Thus, a newbie faces a high barrier to entry and is prone to mistakes when it comes to niche knowledge. Is the UXer that should prevent any kind of undesirable mistakes where possible.
It is clear that the blockchain itself is a complex theory and challenges the user to be informed, to study new concepts and to be in the flow. But, it takes a lot of learning to fully understand it, and it shouldn’t be this hard for newbies. We need to educate, motivate and guide them.
To engage new users smoothly and faster in this world, we need to devote resources and efforts to educate them and provide friendly and digestible information. Detailed manuals are not necessary, who needs to know everything all the time? But the use of FAQs, help docs and walkthroughs could be good options, as well as paying special attention to our onboarding flows. Also, we can add goals for users to achieve as they progress from newbies to advanced users, to become more and more proficient in the use of dApps. Therefore, this learning process can be simplified and more gradual.

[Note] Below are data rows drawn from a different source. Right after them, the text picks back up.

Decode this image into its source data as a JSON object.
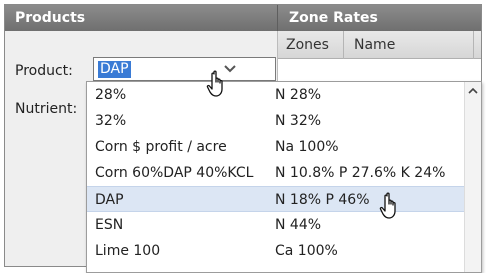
{
  "products_header": "Products",
  "zone_rates_header": "Zone Rates",
  "zone_grid": {
    "col_zones": "Zones",
    "col_name": "Name"
  },
  "product_label": "Product:",
  "nutrient_label": "Nutrient:",
  "product_combo_value": "DAP",
  "dropdown_items": [
    {
      "name": "28%",
      "nutrients": "N 28%"
    },
    {
      "name": "32%",
      "nutrients": "N 32%"
    },
    {
      "name": "Corn $ profit / acre",
      "nutrients": "Na 100%"
    },
    {
      "name": "Corn 60%DAP 40%KCL",
      "nutrients": "N 10.8% P 27.6% K 24%"
    },
    {
      "name": "DAP",
      "nutrients": "N 18% P 46%"
    },
    {
      "name": "ESN",
      "nutrients": "N 44%"
    },
    {
      "name": "Lime 100",
      "nutrients": "Ca 100%"
    }
  ],
  "selected_index": 4,
  "colors": {
    "header_bg": "#7a7a7a",
    "selection": "#3a7bd5",
    "row_highlight": "#dce6f4",
    "zone_swatch": "#1f3fd6"
  },
  "icons": [
    "chevron-down-icon",
    "hand-pointer-icon",
    "scroll-up-arrow-icon"
  ]
}
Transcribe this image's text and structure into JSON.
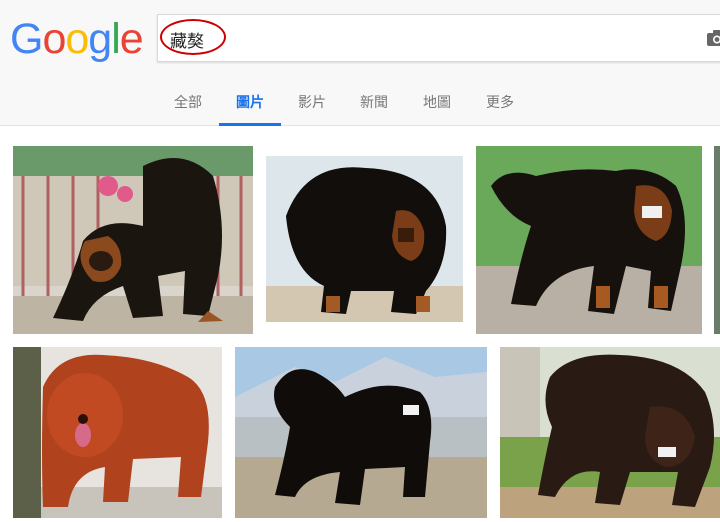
{
  "logo": {
    "letters": [
      "G",
      "o",
      "o",
      "g",
      "l",
      "e"
    ],
    "colors": [
      "#4285F4",
      "#EA4335",
      "#FBBC05",
      "#4285F4",
      "#34A853",
      "#EA4335"
    ]
  },
  "search": {
    "query": "藏獒",
    "highlight_color": "#cc0000"
  },
  "icons": {
    "camera": "camera-icon"
  },
  "tabs": [
    {
      "label": "全部",
      "active": false
    },
    {
      "label": "圖片",
      "active": true
    },
    {
      "label": "影片",
      "active": false
    },
    {
      "label": "新聞",
      "active": false
    },
    {
      "label": "地圖",
      "active": false
    },
    {
      "label": "更多",
      "active": false
    }
  ],
  "colors": {
    "accent": "#1a73e8"
  },
  "results": [
    {
      "subject": "black-and-tan dog in garden"
    },
    {
      "subject": "black dog with tan face"
    },
    {
      "subject": "black-and-tan dog on gravel"
    },
    {
      "subject": "red dog"
    },
    {
      "subject": "black dog with mountains behind"
    },
    {
      "subject": "black dog on grass"
    }
  ]
}
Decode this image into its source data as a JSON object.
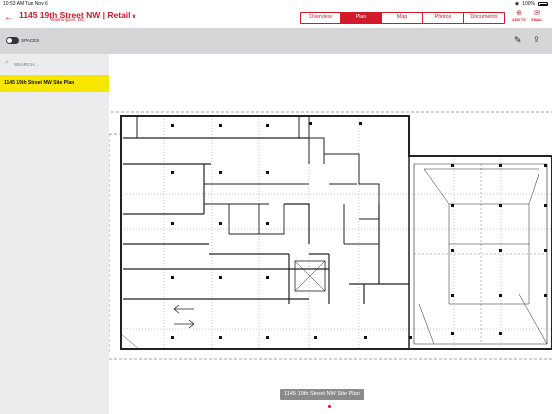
{
  "status": {
    "time": "10:53 AM",
    "date": "Tue Nov 6",
    "battery": "100%"
  },
  "header": {
    "title": "1145 19th Street NW | Retail",
    "subtitle": "Washington, DC",
    "tabs": [
      {
        "label": "Overview",
        "active": false
      },
      {
        "label": "Plan",
        "active": true
      },
      {
        "label": "Map",
        "active": false
      },
      {
        "label": "Photos",
        "active": false
      },
      {
        "label": "Documents",
        "active": false
      }
    ],
    "add_to_label": "ADD TO",
    "email_label": "EMAIL"
  },
  "toolbar": {
    "spaces_label": "SPACES"
  },
  "sidebar": {
    "search_placeholder": "SEARCH...",
    "items": [
      {
        "label": "1145 19th Street NW Site Plan",
        "selected": true
      }
    ]
  },
  "main": {
    "caption": "1145 19th Street NW Site Plan",
    "page_indicator_count": 1
  },
  "colors": {
    "accent": "#d11a2a",
    "highlight": "#f7e600",
    "toolbar": "#d6d6d9",
    "sidebar": "#ececef"
  },
  "icons": [
    "back-arrow-icon",
    "chevron-down-icon",
    "add-to-icon",
    "email-icon",
    "pencil-icon",
    "share-icon",
    "search-icon",
    "wifi-icon",
    "battery-icon"
  ]
}
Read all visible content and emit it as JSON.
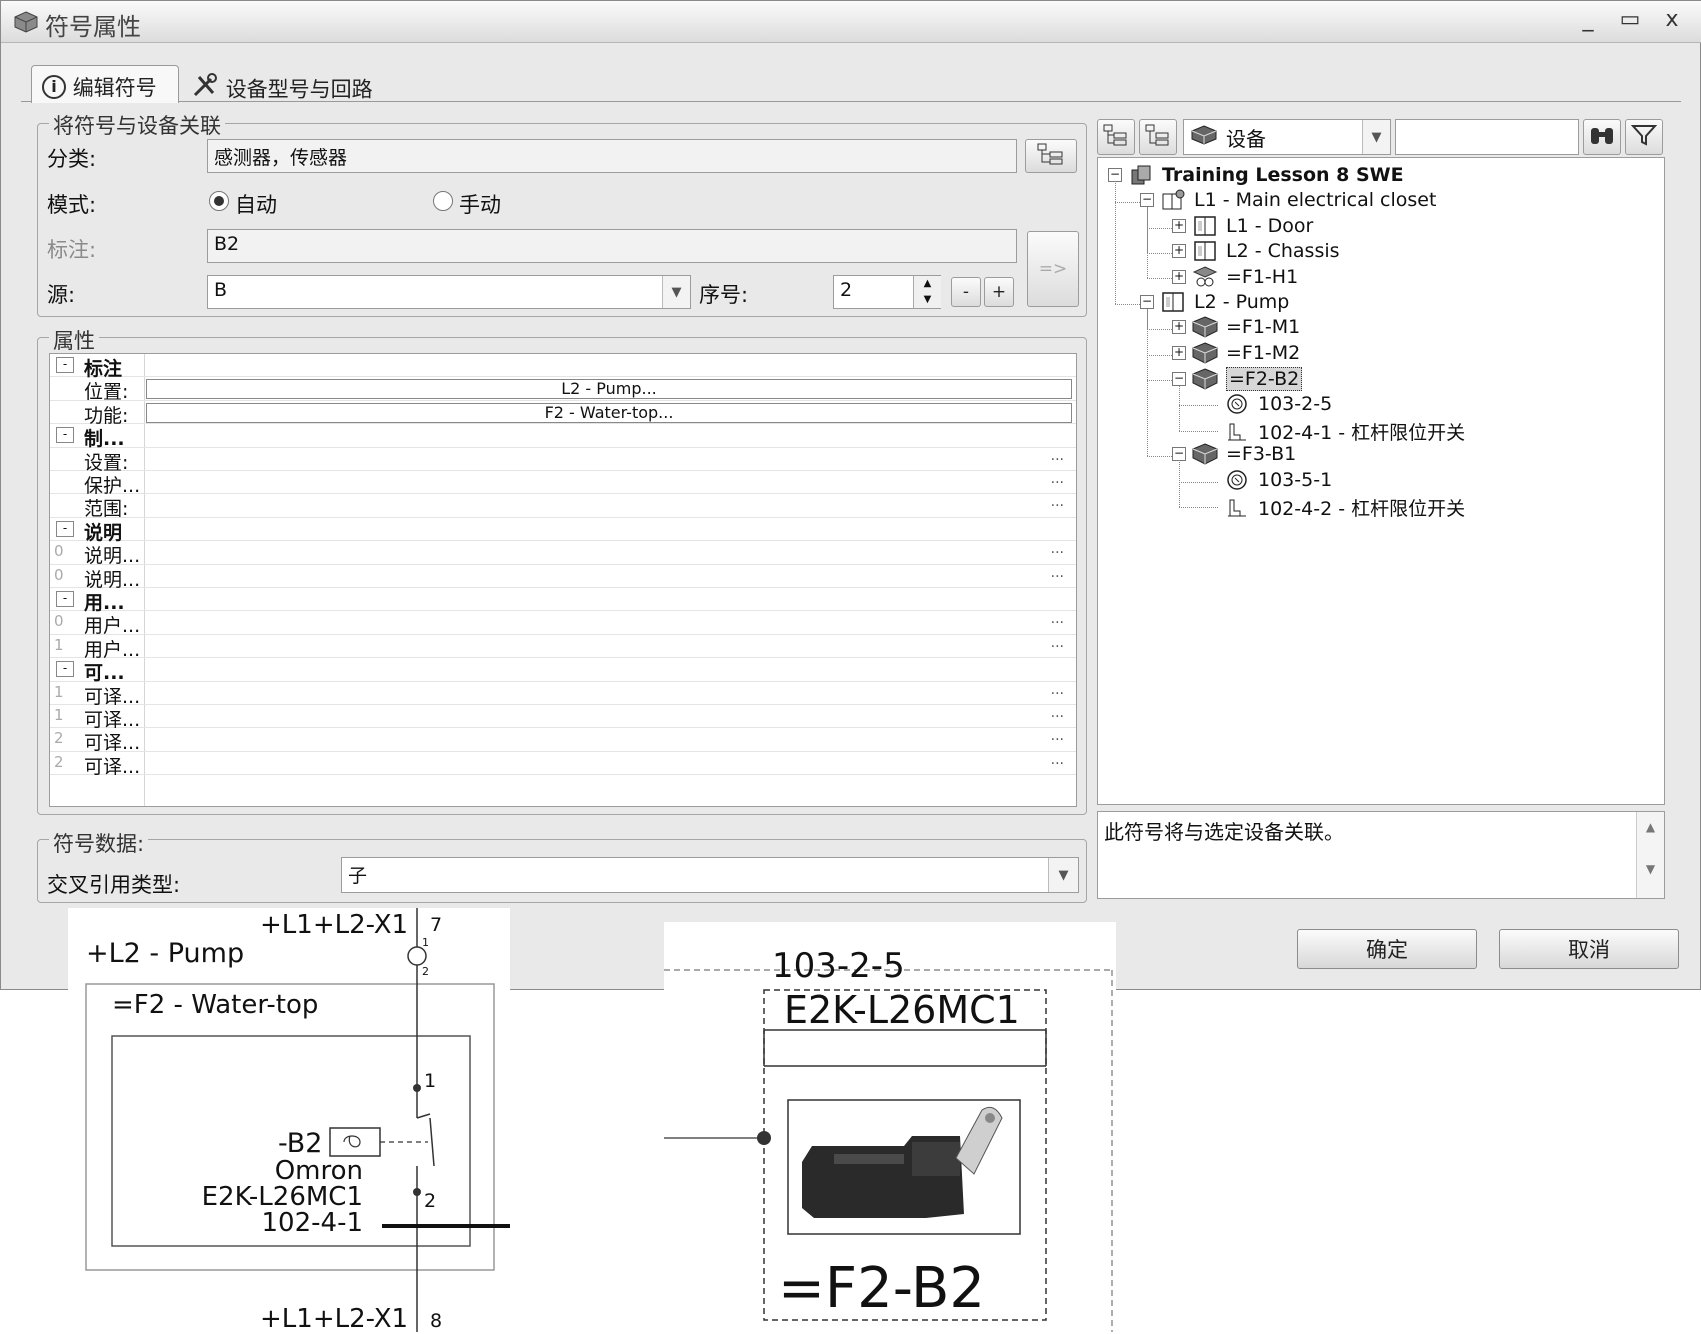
{
  "window": {
    "title": "符号属性",
    "minimize": "_",
    "maximize": "▭",
    "close": "x"
  },
  "tabs": [
    {
      "label": "编辑符号"
    },
    {
      "label": "设备型号与回路"
    }
  ],
  "associate": {
    "legend": "将符号与设备关联",
    "category_label": "分类:",
    "category_value": "感测器，传感器",
    "mode_label": "模式:",
    "mode_auto": "自动",
    "mode_manual": "手动",
    "mark_label": "标注:",
    "mark_value": "B2",
    "source_label": "源:",
    "source_value": "B",
    "seq_label": "序号:",
    "seq_value": "2",
    "minus": "-",
    "plus": "+",
    "assign": "=>"
  },
  "properties": {
    "legend": "属性",
    "rows": [
      {
        "idx": "",
        "name": "标注",
        "group": true,
        "value": "",
        "dots": false
      },
      {
        "idx": "",
        "name": "位置:",
        "group": false,
        "value": "L2 - Pump...",
        "dots": false
      },
      {
        "idx": "",
        "name": "功能:",
        "group": false,
        "value": "F2 - Water-top...",
        "dots": false
      },
      {
        "idx": "",
        "name": "制...",
        "group": true,
        "value": "",
        "dots": false
      },
      {
        "idx": "",
        "name": "设置:",
        "group": false,
        "value": "",
        "dots": true
      },
      {
        "idx": "",
        "name": "保护...",
        "group": false,
        "value": "",
        "dots": true
      },
      {
        "idx": "",
        "name": "范围:",
        "group": false,
        "value": "",
        "dots": true
      },
      {
        "idx": "",
        "name": "说明",
        "group": true,
        "value": "",
        "dots": false
      },
      {
        "idx": "0",
        "name": "说明...",
        "group": false,
        "value": "",
        "dots": true
      },
      {
        "idx": "0",
        "name": "说明...",
        "group": false,
        "value": "",
        "dots": true
      },
      {
        "idx": "",
        "name": "用...",
        "group": true,
        "value": "",
        "dots": false
      },
      {
        "idx": "0",
        "name": "用户...",
        "group": false,
        "value": "",
        "dots": true
      },
      {
        "idx": "1",
        "name": "用户...",
        "group": false,
        "value": "",
        "dots": true
      },
      {
        "idx": "",
        "name": "可...",
        "group": true,
        "value": "",
        "dots": false
      },
      {
        "idx": "1",
        "name": "可译...",
        "group": false,
        "value": "",
        "dots": true
      },
      {
        "idx": "1",
        "name": "可译...",
        "group": false,
        "value": "",
        "dots": true
      },
      {
        "idx": "2",
        "name": "可译...",
        "group": false,
        "value": "",
        "dots": true
      },
      {
        "idx": "2",
        "name": "可译...",
        "group": false,
        "value": "",
        "dots": true
      }
    ]
  },
  "symbol_data": {
    "legend": "符号数据:",
    "xref_label": "交叉引用类型:",
    "xref_value": "子"
  },
  "tree": {
    "filter_value": "设备",
    "search_value": "",
    "nodes": [
      {
        "label": "Training Lesson 8 SWE",
        "level": 0,
        "toggle": "−",
        "icon": "project",
        "bold": true,
        "selected": false
      },
      {
        "label": "L1 - Main electrical closet",
        "level": 1,
        "toggle": "−",
        "icon": "location",
        "bold": false,
        "selected": false
      },
      {
        "label": "L1 - Door",
        "level": 2,
        "toggle": "+",
        "icon": "cabinet",
        "bold": false,
        "selected": false
      },
      {
        "label": "L2 - Chassis",
        "level": 2,
        "toggle": "+",
        "icon": "cabinet",
        "bold": false,
        "selected": false
      },
      {
        "label": "=F1-H1",
        "level": 2,
        "toggle": "+",
        "icon": "lamp",
        "bold": false,
        "selected": false
      },
      {
        "label": "L2 - Pump",
        "level": 1,
        "toggle": "−",
        "icon": "cabinet",
        "bold": false,
        "selected": false
      },
      {
        "label": "=F1-M1",
        "level": 2,
        "toggle": "+",
        "icon": "device",
        "bold": false,
        "selected": false
      },
      {
        "label": "=F1-M2",
        "level": 2,
        "toggle": "+",
        "icon": "device",
        "bold": false,
        "selected": false
      },
      {
        "label": "=F2-B2",
        "level": 2,
        "toggle": "−",
        "icon": "device",
        "bold": false,
        "selected": true
      },
      {
        "label": "103-2-5",
        "level": 3,
        "toggle": "",
        "icon": "sensor",
        "bold": false,
        "selected": false
      },
      {
        "label": "102-4-1 - 杠杆限位开关",
        "level": 3,
        "toggle": "",
        "icon": "switch",
        "bold": false,
        "selected": false
      },
      {
        "label": "=F3-B1",
        "level": 2,
        "toggle": "−",
        "icon": "device",
        "bold": false,
        "selected": false
      },
      {
        "label": "103-5-1",
        "level": 3,
        "toggle": "",
        "icon": "sensor",
        "bold": false,
        "selected": false
      },
      {
        "label": "102-4-2 - 杠杆限位开关",
        "level": 3,
        "toggle": "",
        "icon": "switch",
        "bold": false,
        "selected": false
      }
    ]
  },
  "info_text": "此符号将与选定设备关联。",
  "buttons": {
    "ok": "确定",
    "cancel": "取消"
  },
  "schematic_left": {
    "top_terminal": "+L1+L2-X1",
    "top_pin": "7",
    "location": "+L2 - Pump",
    "function": "=F2 - Water-top",
    "pin1": "1",
    "pin2": "2",
    "term_pin_a": "1",
    "term_pin_b": "2",
    "tag": "-B2",
    "maker": "Omron",
    "part": "E2K-L26MC1",
    "ref": "102-4-1",
    "bottom_terminal": "+L1+L2-X1",
    "bottom_pin": "8"
  },
  "schematic_right": {
    "ref": "103-2-5",
    "part": "E2K-L26MC1",
    "tag": "=F2-B2"
  },
  "colors": {
    "window_bg": "#e9e9e9",
    "selection": "#d7d7d7"
  }
}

This has been just a glimpse of some of the aspects UX that web3 needs to change. But, I know there are a lot of other aspects that we could improve to make our new users’ lives much easier.
Good UX practices haven’t yet emerged and we have many challenges to overcome. The expectation and the high bar that Web2’s users left us, will turn these challenges into a real statement as something to motivate us to improve ourselves. We are at a time when we need to use the best of web2’s design and mix it up with the best UX solutions that this new era will bring. Based, for sure, on new users.